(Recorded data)
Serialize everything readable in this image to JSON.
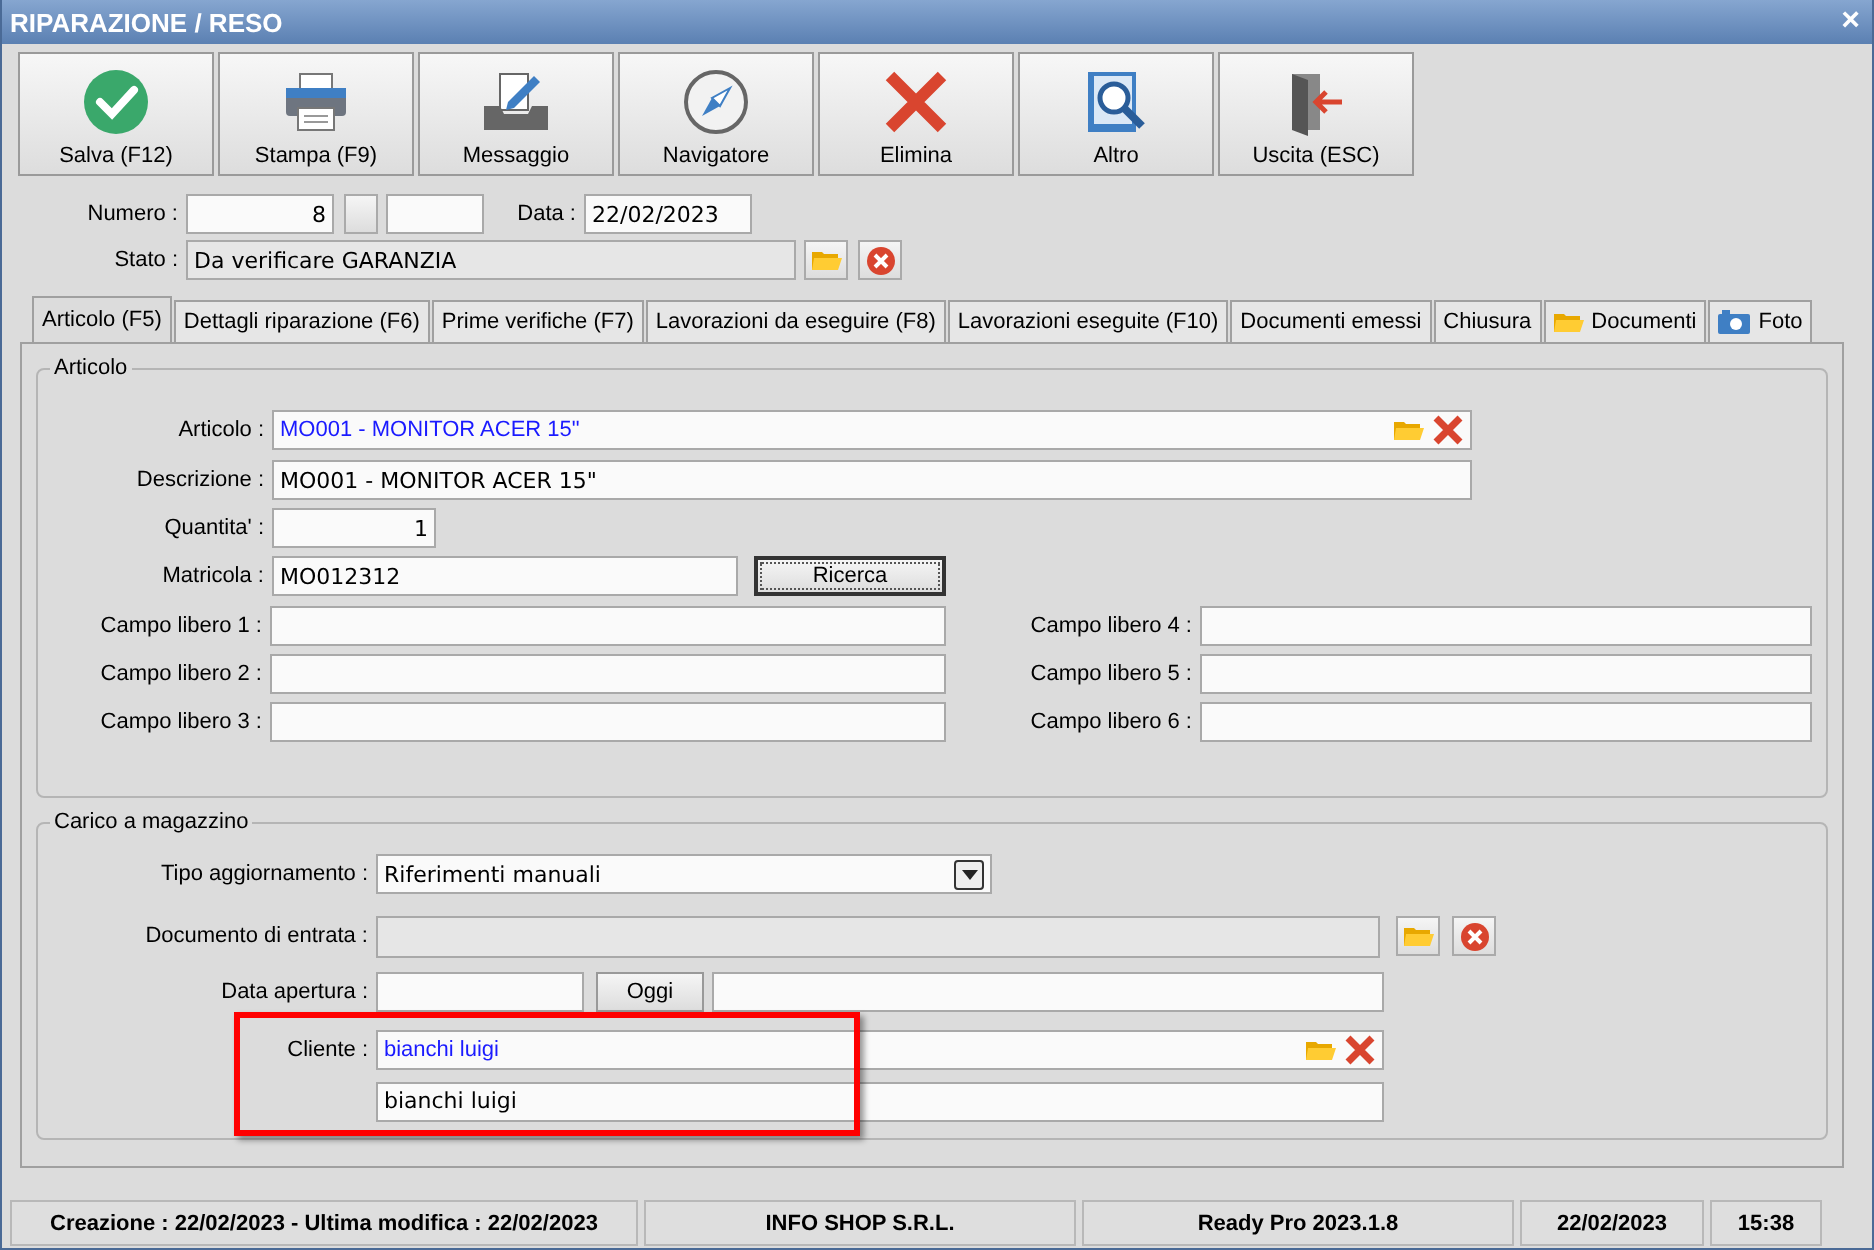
{
  "window": {
    "title": "RIPARAZIONE / RESO",
    "close": "×"
  },
  "toolbar": [
    {
      "label": "Salva (F12)",
      "kind": "check"
    },
    {
      "label": "Stampa (F9)",
      "kind": "printer"
    },
    {
      "label": "Messaggio",
      "kind": "message"
    },
    {
      "label": "Navigatore",
      "kind": "compass"
    },
    {
      "label": "Elimina",
      "kind": "cross"
    },
    {
      "label": "Altro",
      "kind": "book"
    },
    {
      "label": "Uscita (ESC)",
      "kind": "exit"
    }
  ],
  "header": {
    "numero": {
      "label": "Numero :",
      "value": "8"
    },
    "data": {
      "label": "Data :",
      "value": "22/02/2023"
    },
    "stato": {
      "label": "Stato :",
      "value": "Da verificare GARANZIA"
    }
  },
  "tabs": [
    {
      "label": "Articolo (F5)",
      "selected": true,
      "kind": "plain"
    },
    {
      "label": "Dettagli riparazione (F6)",
      "selected": false,
      "kind": "plain"
    },
    {
      "label": "Prime verifiche (F7)",
      "selected": false,
      "kind": "plain"
    },
    {
      "label": "Lavorazioni da eseguire (F8)",
      "selected": false,
      "kind": "plain"
    },
    {
      "label": "Lavorazioni eseguite  (F10)",
      "selected": false,
      "kind": "plain"
    },
    {
      "label": "Documenti emessi",
      "selected": false,
      "kind": "plain"
    },
    {
      "label": "Chiusura",
      "selected": false,
      "kind": "plain"
    },
    {
      "label": "Documenti",
      "selected": false,
      "kind": "folder"
    },
    {
      "label": "Foto",
      "selected": false,
      "kind": "camera"
    }
  ],
  "articolo": {
    "title": "Articolo",
    "articolo": {
      "label": "Articolo :",
      "value": "MO001 - MONITOR ACER 15\""
    },
    "descrizione": {
      "label": "Descrizione :",
      "value": "MO001 - MONITOR ACER 15\""
    },
    "quantita": {
      "label": "Quantita' :",
      "value": "1"
    },
    "matricola": {
      "label": "Matricola :",
      "value": "MO012312",
      "button": "Ricerca"
    },
    "campi_liberi": [
      {
        "label": "Campo libero 1 :"
      },
      {
        "label": "Campo libero 2 :"
      },
      {
        "label": "Campo libero 3 :"
      },
      {
        "label": "Campo libero 4 :"
      },
      {
        "label": "Campo libero 5 :"
      },
      {
        "label": "Campo libero 6 :"
      }
    ]
  },
  "carico": {
    "title": "Carico a magazzino",
    "tipo_aggiornamento": {
      "label": "Tipo aggiornamento :",
      "value": "Riferimenti manuali"
    },
    "documento_entrata": {
      "label": "Documento di entrata :",
      "disabled": true
    },
    "data_apertura": {
      "label": "Data apertura :",
      "button": "Oggi"
    },
    "cliente": {
      "label": "Cliente :",
      "value": "bianchi luigi",
      "description": "bianchi luigi",
      "highlighted": true
    }
  },
  "status_bar": [
    "Creazione : 22/02/2023 - Ultima modifica : 22/02/2023",
    "INFO SHOP S.R.L.",
    "Ready Pro 2023.1.8",
    "22/02/2023",
    "15:38"
  ]
}
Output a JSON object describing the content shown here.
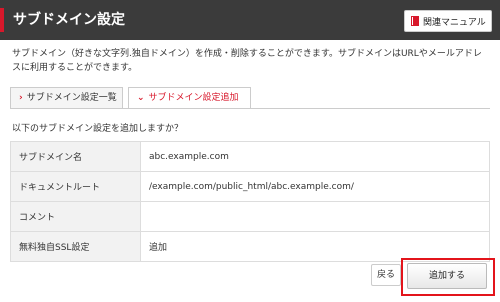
{
  "header": {
    "title": "サブドメイン設定",
    "manual_button": "関連マニュアル",
    "manual_icon": "book-icon",
    "accent_color": "#d8182b"
  },
  "description": "サブドメイン（好きな文字列.独自ドメイン）を作成・削除することができます。サブドメインはURLやメールアドレスに利用することができます。",
  "tabs": [
    {
      "label": "サブドメイン設定一覧",
      "active": false,
      "icon": "chevron-right-icon"
    },
    {
      "label": "サブドメイン設定追加",
      "active": true,
      "icon": "chevron-down-icon"
    }
  ],
  "question": "以下のサブドメイン設定を追加しますか？",
  "form": {
    "rows": [
      {
        "label": "サブドメイン名",
        "value": "abc.example.com"
      },
      {
        "label": "ドキュメントルート",
        "value": "/example.com/public_html/abc.example.com/"
      },
      {
        "label": "コメント",
        "value": ""
      },
      {
        "label": "無料独自SSL設定",
        "value": "追加"
      }
    ]
  },
  "actions": {
    "back_label": "戻る",
    "add_label": "追加する"
  }
}
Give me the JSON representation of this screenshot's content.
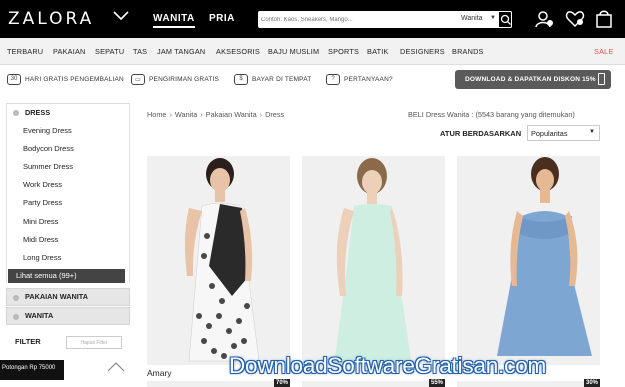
{
  "header": {
    "logo": "ZALORA",
    "nav": [
      {
        "label": "WANITA",
        "active": true
      },
      {
        "label": "PRIA",
        "active": false
      }
    ],
    "search_placeholder": "Contoh: Kaos, Sneakers, Mango...",
    "search_category": "Wanita",
    "icons": [
      "user-icon",
      "wishlist-heart-icon",
      "shopping-bag-icon"
    ]
  },
  "categories": [
    "TERBARU",
    "PAKAIAN",
    "SEPATU",
    "TAS",
    "JAM TANGAN",
    "AKSESORIS",
    "BAJU MUSLIM",
    "SPORTS",
    "BATIK",
    "DESIGNERS",
    "BRANDS",
    "SALE"
  ],
  "info": {
    "items": [
      {
        "icon": "30-days-return-icon",
        "label": "HARI GRATIS PENGEMBALIAN",
        "badge": "30"
      },
      {
        "icon": "delivery-truck-icon",
        "label": "PENGIRIMAN GRATIS"
      },
      {
        "icon": "cash-payment-icon",
        "label": "BAYAR DI TEMPAT"
      },
      {
        "icon": "question-bubble-icon",
        "label": "PERTANYAAN?"
      }
    ],
    "download_label": "DOWNLOAD & DAPATKAN DISKON 15%"
  },
  "sidebar": {
    "section_title": "DRESS",
    "items": [
      "Evening Dress",
      "Bodycon Dress",
      "Summer Dress",
      "Work Dress",
      "Party Dress",
      "Mini Dress",
      "Midi Dress",
      "Long Dress"
    ],
    "see_all": "Lihat semua (99+)",
    "groups": [
      "PAKAIAN WANITA",
      "WANITA"
    ],
    "filter_label": "FILTER",
    "filter_reset": "Hapus Filter",
    "promo": "Potongan Rp 75000"
  },
  "breadcrumb": [
    "Home",
    "Wanita",
    "Pakaian Wanita",
    "Dress"
  ],
  "result_count": "BELI Dress Wanita : (5543 barang yang ditemukan)",
  "sort": {
    "label": "ATUR BERDASARKAN",
    "value": "Popularitas"
  },
  "products": [
    {
      "name": "Amary",
      "discount": "70%",
      "dress_color": "#2b2b2b"
    },
    {
      "name": "",
      "discount": "55%",
      "dress_color": "#cfeee2"
    },
    {
      "name": "",
      "discount": "30%",
      "dress_color": "#7da6d3"
    }
  ],
  "watermark": "DownloadSoftwareGratisan.com"
}
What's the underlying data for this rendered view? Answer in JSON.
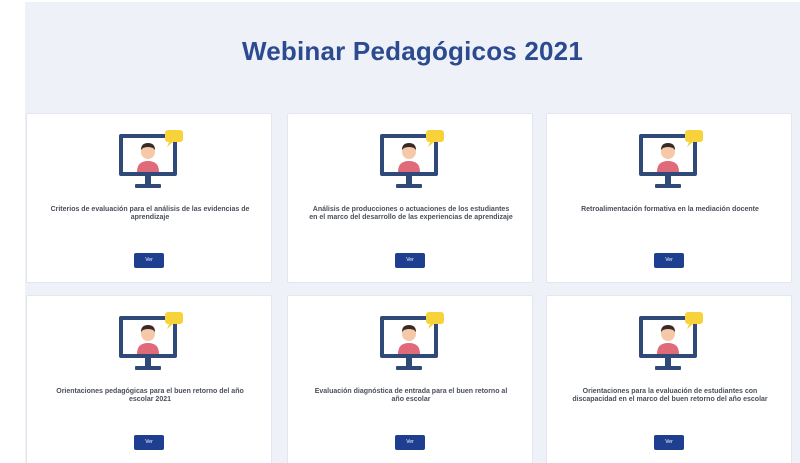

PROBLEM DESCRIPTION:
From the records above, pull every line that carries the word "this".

EXERCISE SOLUTION:
Serialize everything readable in this image to JSON.
Give me the JSON representation of this screenshot's content.
What's the underlying data for this rendered view? Answer in JSON.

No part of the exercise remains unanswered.